"I would love to have the bloody sock in my cellar," said Morgan, who was the team doctor at the time but now works for three professional sports teams in Worcester: the Sharks, the Tornadoes, and the Surge. "Don't think I didn't say to Schill, 'Where's the sock?' Unfortunately, I don't have it."
Jeff Idelson, vice president of communications and education for the Baseball Hall of Fame, said the Hall has no reason to doubt the authenticity of the bloody sock Schilling wore in Game 2 of the 2004 World Series.
Idelson was in the visitors' clubhouse after the Sox won the World Series and asked Schilling if he would be willing to donate the specially designed shoe he wore in the game, the one in which he had inscribed "K-ALS" on the back. That was of particular interest to the Hall, Idelson said, because two Hall of Famers -- Lou Gehrig and Jim "Catfish" Hunter -- died of ALS; indeed, the disease is commonly known as Lou Gehrig's disease.
Schilling handed Idelson the shoes, then said: "How about the sock?" Idelson readily accepted, and later that fall, the parents of Schilling's wife, Shonda, drove to Cooperstown and delivered the sock.
"We have no reason to doubt anything," Idelson said. "Curt has a pretty profound respect for the history of the game, and is cognizant of his role in it. We have known him only as someone of outstanding character."
The shoes and sock are displayed in the Hall's World Series exhibit.
"And three years later," Idelson said, "the blood stain that once was red is now a hue of brown, which is what happens to blood over time."

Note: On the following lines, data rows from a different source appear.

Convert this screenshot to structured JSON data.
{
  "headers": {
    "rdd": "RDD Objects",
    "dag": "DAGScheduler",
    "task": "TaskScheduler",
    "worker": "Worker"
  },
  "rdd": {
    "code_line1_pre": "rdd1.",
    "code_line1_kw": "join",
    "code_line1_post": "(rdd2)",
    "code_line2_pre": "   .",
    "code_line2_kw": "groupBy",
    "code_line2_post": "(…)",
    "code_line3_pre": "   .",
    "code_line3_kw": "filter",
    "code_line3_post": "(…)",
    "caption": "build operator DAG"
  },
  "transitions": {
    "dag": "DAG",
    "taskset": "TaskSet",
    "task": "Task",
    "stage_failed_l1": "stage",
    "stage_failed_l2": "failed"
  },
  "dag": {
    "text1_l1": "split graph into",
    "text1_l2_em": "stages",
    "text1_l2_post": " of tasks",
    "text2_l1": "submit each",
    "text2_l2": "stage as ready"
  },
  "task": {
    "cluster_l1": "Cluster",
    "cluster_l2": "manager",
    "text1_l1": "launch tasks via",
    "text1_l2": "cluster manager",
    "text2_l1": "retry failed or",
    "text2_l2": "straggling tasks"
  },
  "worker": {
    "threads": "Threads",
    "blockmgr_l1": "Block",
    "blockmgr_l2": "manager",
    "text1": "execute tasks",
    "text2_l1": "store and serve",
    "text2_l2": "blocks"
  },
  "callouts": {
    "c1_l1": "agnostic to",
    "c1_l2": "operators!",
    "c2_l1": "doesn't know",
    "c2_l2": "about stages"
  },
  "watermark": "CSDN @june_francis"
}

Gordon Edes can be reached at firstname.lastname@example.org.